So, I sent him a couple songs to choose from and he picked ‘Here’s To Change’ and ‘Wise Man’.
Teddy, John and I hit the studio a little while later and the parts that John laid down were amazing. After hearing them on the tracks, we could instantly tell that they were meant to be there.
Finally, tell us what we can expect from Here's To Change
When I set out to make the new album, ‘Here’s To Change’, I wanted to make a record inspired by the 70’s and 80’s Rock’n’Roll feel that I love so much and the artists that have inspired me as a singer/songwriter and performer; Bruce Springsteen, Tom Petty and Neil Young.
I wanted the tempo, the rhythm, the starts and stops in each song to feel more alive.
I wanted to make a band record where the other musicians and I would play the songs live off the floor, feeding off each other, listening to each other and building off of what the others were playing; and that’s what we did.
Teddy Morgan works out of two studios in Nashville, Barrio East and The Creative Workshop.
The Creative Workshop features a 24-track analog tape desk that we used to record the tracks on this record. With the addition of Park Chisolm (Bass), Richard Medek (Drums), Jon Coleman (Organ/Piano) amongst others we not only made a band album; we made something unique.
We made an album where all the songs have their own individual lives fitting together really well, contributing to the overall narrative of ‘Here’s To Change’.
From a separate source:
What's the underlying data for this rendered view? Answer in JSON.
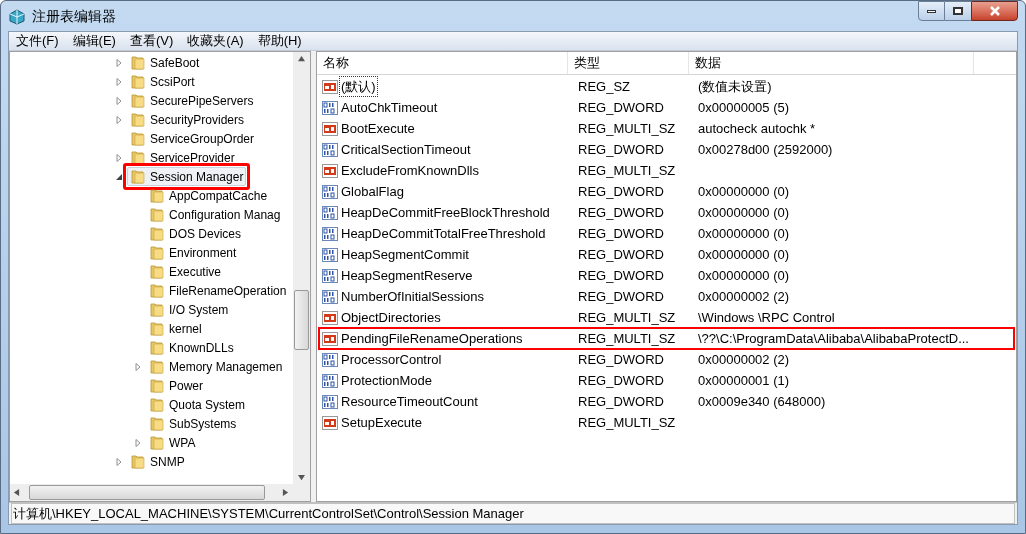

This album is really special to me. It was as much fun making it, as it is hearing the finished songs.
Follow @joshtaerk and visit www.joshtaerk.com